Gambling now poses the biggest threat to Jewish teenagers - even more than drink and drug abuse.
The rise in the number of betting shops and online applications is blamed for a problem experts say is being ignored.
And, they add, smartphones have done much to encourage the bet-anywhere-anytime philosophy and help keep the problem hidden.
The issue is now seen as so great that the charity Drugsline plans to introduce help sessions for the community's youth.
Ari Leaman, who runs the Boys Clubhouse, a drop-in centre for young Jewish men with addictions, said gambling was now his leading challenge.
"I'm coming across it more than ever. I find it harder to deal with than any other addiction. It destroys a person's morale and honesty," he said.
"What's not kosher about gambling? That's the way they see it. Gambling is an escape and a buzz.
"The gambler gets caught up and before you know it he's down. He's lost £20 that he's borrowed. The only way to get it back is to steal from his mum. Then there's a bigger mess and he needs more money. He needs £200 to bail himself out."

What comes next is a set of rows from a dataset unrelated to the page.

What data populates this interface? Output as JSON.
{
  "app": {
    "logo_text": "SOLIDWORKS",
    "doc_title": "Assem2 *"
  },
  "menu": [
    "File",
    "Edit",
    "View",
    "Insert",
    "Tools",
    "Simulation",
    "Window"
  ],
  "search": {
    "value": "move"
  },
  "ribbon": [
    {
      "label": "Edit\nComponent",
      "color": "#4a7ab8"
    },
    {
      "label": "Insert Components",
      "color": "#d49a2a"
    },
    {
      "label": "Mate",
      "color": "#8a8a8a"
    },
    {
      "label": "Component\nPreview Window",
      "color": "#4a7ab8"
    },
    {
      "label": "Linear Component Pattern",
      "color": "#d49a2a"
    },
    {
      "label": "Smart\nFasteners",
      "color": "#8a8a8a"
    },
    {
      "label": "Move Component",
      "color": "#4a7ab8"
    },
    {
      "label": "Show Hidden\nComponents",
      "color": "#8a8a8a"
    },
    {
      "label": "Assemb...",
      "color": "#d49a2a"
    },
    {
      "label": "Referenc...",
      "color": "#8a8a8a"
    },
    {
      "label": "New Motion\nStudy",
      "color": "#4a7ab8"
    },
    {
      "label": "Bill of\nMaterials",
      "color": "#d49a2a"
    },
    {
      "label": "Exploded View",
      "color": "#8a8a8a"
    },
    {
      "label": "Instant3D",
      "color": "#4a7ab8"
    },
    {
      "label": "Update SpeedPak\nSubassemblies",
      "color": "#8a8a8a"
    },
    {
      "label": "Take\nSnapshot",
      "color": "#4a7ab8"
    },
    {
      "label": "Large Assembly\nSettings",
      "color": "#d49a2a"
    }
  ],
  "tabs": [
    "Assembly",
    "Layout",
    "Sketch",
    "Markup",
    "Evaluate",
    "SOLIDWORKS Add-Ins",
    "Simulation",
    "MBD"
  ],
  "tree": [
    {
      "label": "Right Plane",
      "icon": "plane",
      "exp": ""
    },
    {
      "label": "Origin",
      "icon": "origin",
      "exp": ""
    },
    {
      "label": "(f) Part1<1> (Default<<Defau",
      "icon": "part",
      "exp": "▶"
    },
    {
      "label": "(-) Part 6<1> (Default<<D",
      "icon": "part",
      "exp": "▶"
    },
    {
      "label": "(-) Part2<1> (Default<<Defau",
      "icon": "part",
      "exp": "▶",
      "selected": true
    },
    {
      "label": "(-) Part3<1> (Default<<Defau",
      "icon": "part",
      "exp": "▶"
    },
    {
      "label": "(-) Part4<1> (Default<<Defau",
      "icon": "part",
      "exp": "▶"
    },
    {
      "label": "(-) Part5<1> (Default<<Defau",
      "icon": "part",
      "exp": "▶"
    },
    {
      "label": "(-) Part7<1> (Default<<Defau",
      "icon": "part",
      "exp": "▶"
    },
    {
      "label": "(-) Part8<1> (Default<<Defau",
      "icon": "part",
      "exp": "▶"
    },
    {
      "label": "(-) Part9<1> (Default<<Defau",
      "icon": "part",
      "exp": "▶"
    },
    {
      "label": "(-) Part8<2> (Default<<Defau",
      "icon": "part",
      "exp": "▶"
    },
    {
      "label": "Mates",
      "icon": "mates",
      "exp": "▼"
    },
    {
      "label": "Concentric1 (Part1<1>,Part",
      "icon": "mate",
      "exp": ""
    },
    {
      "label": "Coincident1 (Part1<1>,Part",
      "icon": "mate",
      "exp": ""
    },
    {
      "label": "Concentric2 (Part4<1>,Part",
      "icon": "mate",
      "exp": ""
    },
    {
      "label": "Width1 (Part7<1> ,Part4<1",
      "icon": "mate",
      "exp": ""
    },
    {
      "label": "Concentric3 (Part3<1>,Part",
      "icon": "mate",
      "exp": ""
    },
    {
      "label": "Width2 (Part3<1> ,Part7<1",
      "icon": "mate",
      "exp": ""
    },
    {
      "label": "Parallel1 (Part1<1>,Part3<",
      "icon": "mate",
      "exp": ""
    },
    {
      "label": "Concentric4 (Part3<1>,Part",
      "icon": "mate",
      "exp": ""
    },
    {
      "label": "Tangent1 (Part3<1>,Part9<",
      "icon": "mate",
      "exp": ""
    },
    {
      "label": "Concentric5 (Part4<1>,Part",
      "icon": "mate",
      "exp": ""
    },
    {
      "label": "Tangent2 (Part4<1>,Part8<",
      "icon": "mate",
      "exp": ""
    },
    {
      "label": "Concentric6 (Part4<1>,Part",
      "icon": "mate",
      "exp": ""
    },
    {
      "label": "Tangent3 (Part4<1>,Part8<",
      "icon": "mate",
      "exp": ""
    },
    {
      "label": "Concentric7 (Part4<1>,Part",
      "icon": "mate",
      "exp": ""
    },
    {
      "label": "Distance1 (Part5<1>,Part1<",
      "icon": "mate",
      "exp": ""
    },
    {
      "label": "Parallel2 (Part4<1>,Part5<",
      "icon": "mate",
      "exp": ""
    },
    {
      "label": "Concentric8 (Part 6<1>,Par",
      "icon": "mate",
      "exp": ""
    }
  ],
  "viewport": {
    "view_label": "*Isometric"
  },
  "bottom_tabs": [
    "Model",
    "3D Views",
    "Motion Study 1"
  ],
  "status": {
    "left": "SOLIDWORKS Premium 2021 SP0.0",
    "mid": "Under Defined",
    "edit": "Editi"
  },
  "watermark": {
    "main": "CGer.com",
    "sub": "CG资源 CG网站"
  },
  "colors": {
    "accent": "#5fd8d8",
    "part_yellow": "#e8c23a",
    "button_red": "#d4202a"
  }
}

Mr Leaman, whose centre is based in Hendon, north-west London, said young men were now "doing crazy stuff" to cover their betting debts. He noted an increase in Jewish youngsters attending Gamblers Anonymous meetings.
He added: "The kids I've met in the past 10 years who are likely to turn to crime are the gamblers. Stand in the centre of Hendon and count the number of betting shops you can see. They are on every corner."
Rabbi Dr Chanan Tomlin, executive director of the Salford-based Kids Trust, said gambling was "a significant problem and it's not getting any better".
He added: "You don't have rabbis speaking out against gambling. There is no awareness and there are no lectures on it. "
Rabbi Aryeh Sufrin, founder of addiction support group Drugsline, said: "There has been a major increase. It's always been a Jewish illness. There's a major difference now because of the accessibility. Gambling has come back to the forefront. "
He suggested teenagers taking GCSEs and A-Levels could turn to gambling to ease the stress.
Rabbi Julia Neuberger, former chair of the Responsible Gambling Strategy Board, said: "Gambling is definitely a Jewish problem. A lot of the problem gamblers I met while in the role were Jewish."
A number of high profile criminal cases in the community have revolved around gambling debts.
They included three Jewish boys breaking into a synagogue to steal a car and a 30-year-old organising the burglary of a house because he owed an Israeli gang £30,000. A former JFS pupil took a rabbi to court following a row over gambling debts totalling more than £700,000.